The turbulent weather that marks Canada's fall season can be as varied as the colours of the changing leaves. So it's no surprise that a 'classic fall storm' means different things to different Canadians. While each of these classic systems is driven, broadly, by the same mechanism -- the changing angle of the Sun in the sky -- they manifest in vastly different ways across the country.
Visit our Complete Guide to Fall 2020 for an in-depth look at the Fall Forecast, tips to plan for it and a sneak peek at the winter ahead
BRITISH COLUMBIA — THE SOUTHEASTER
Autumn marks the return of the rainy season in British Columbia, but it isn't necessarily rain or alpine snow residents think of when they think fall storm.
That honour often goes to the winds: The 'Southeaster' that brings strong, often damaging, winds to coastal B.C.
WATCH BELOW: INSIDE B.C.'S CLASSIC FALL STORMS
The culprit here is a low pressure centre that steers across central Vancouver Island and spurs intense coastal wind gusts in its wake.
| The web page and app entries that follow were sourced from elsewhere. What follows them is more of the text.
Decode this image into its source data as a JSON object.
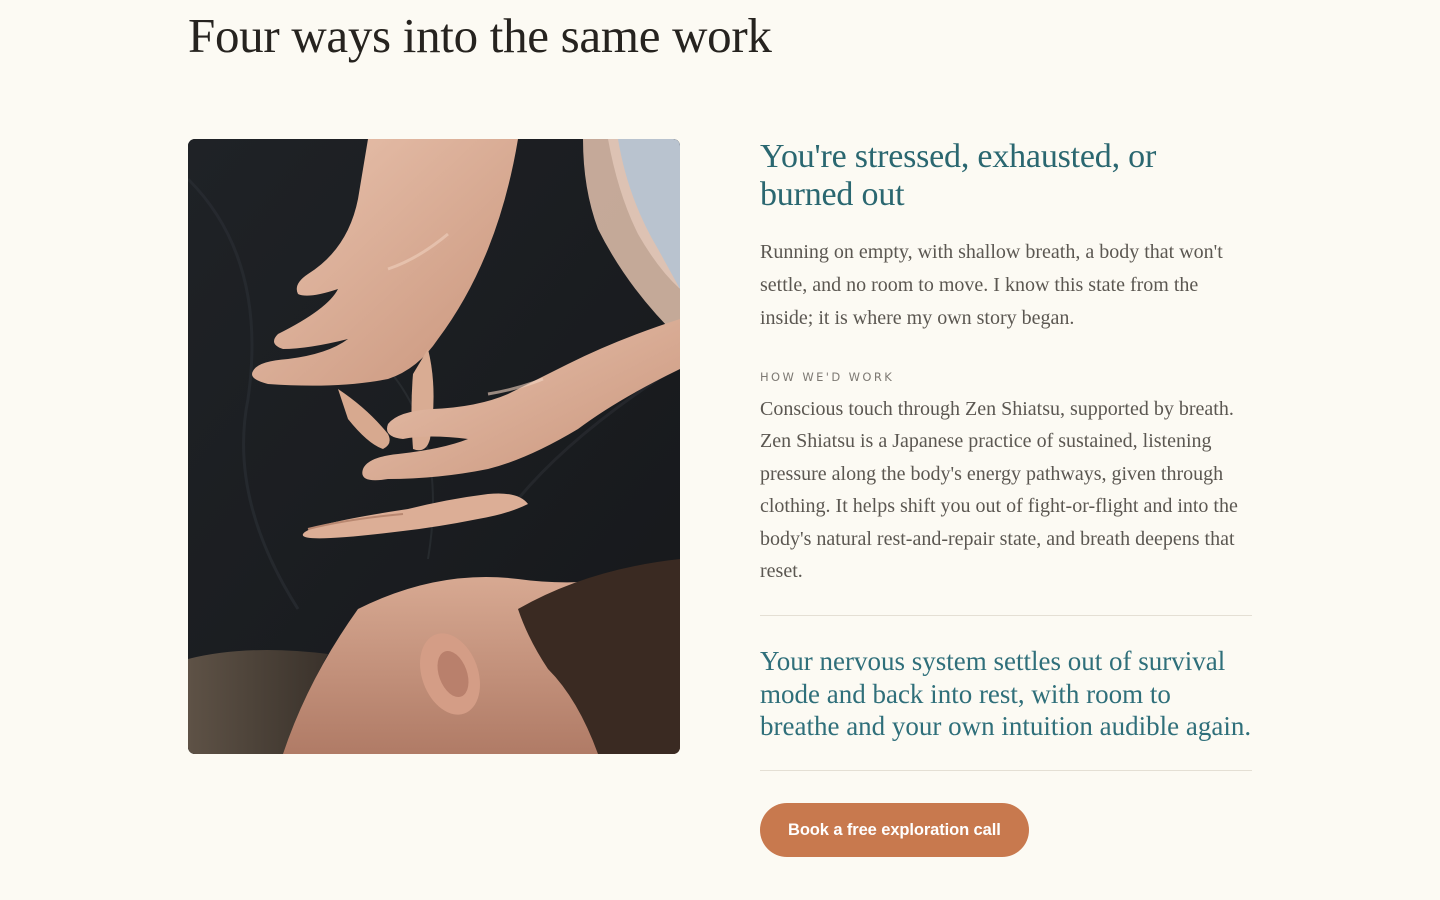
{
  "section": {
    "title": "Four ways into the same work"
  },
  "case": {
    "photo_icon": "massage-photo",
    "heading": "You're stressed, exhausted, or burned out",
    "body": "Running on empty, with shallow breath, a body that won't settle, and no room to move. I know this state from the inside; it is where my own story began.",
    "approach_label": "HOW WE'D WORK",
    "approach_text": "Conscious touch through Zen Shiatsu, supported by breath. Zen Shiatsu is a Japanese practice of sustained, listening pressure along the body's energy pathways, given through clothing. It helps shift you out of fight-or-flight and into the body's natural rest-and-repair state, and breath deepens that reset.",
    "outcome": "Your nervous system settles out of survival mode and back into rest, with room to breathe and your own intuition audible again.",
    "cta_label": "Book a free exploration call"
  },
  "colors": {
    "background": "#fcfaf3",
    "heading_teal": "#2a6770",
    "outcome_teal": "#2f6f7a",
    "cta": "#c8794e"
  }
}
These strong gusts kick up in the wake of the system's cold front, as atmospheric pressure rises sharply. Combine that with the channelling effect between the mainland and Vancouver Island, and gusts can easily surpass 100 km/h.
In December 2018, this type of storm left more than 600,000 people around the South Coast without power after it proved the 'most destructive in B.C. Hydro history.'
PRAIRIES — THE STALLED LOW
While the Alberta clipper may be the most famous, there's a system that packs more of a punch when it comes to fall storms on the Prairies. The ingredients aren't as common, but when they do join forces, it's time to pull out the snow shovels.
FROM THE MET DESK: STALLED LOW? PREPARE FOR SNOW
A low pressure centre stalled over the central Rockies serves to draw Pacific moisture over the mountains and funnels it into southern and central Alberta. Combine this with cold air flooding down from the Arctic, and you've got the perfect recipe for extreme snow events in central and southern Alberta.
It's because of lows like these the foothills of southwestern Alberta tend to see their highest snowfall totals for the year in fall and spring, rather than the heart of winter. Winter high pressure from the Arctic deflecting the jet stream tends to make drier clippers and frigid air outbreaks more prevalent than these moisture-laden, border-skimming Pacific lows.
ONTARIO & QUEBEC — THE COLORADO LOW
Only a select few storms achieve the status of a household name, but the Colorado low has undoubtedly earned its place in the group. The most energetic low pressure systems that sweep North America in the fall are often Colorado lows.
FROM THE MET DESK: ACTIVE FROM THE GULF OF MEXICO TO HUDSON BAY
Fall is prime time for these systems, as the jet stream starts to dip south over the Rockies and northern U.S. Plains. That brings cold air into conflict with lingering summertime heat and humidity from the Gulf of Mexico. When the two collide, you get a massive, potent low pressure system, barreling toward the Great Lakes with everything from snow and freezing rain to severe thunderstorms and tornadoes.
ATLANTIC CANADA — THE NOR'EASTER
Another big name, the howling winds of the nor'easter are the hallmark of Atlantic Canada's classic fall system. These storms pack the potential for every type of precipitation and hurricane-force wind gusts and are some of the most potent in North America.
WATCH BELOW: GULF STREAM IS STORM FUEL FOR ATLANTIC CANADA
The impact of these storms depends a lot on the track they take. Those that sail into the heart of the Maritimes bring rain, freezing rain, and snow across the region. Those that skim past offshore spawn blasting winds and heavy snow across the board. Nor'easters are also famous for becoming 'weather bombs' -- low pressure centres that intensify dramatically in only a few hours as they travel up the Eastern Seaboard.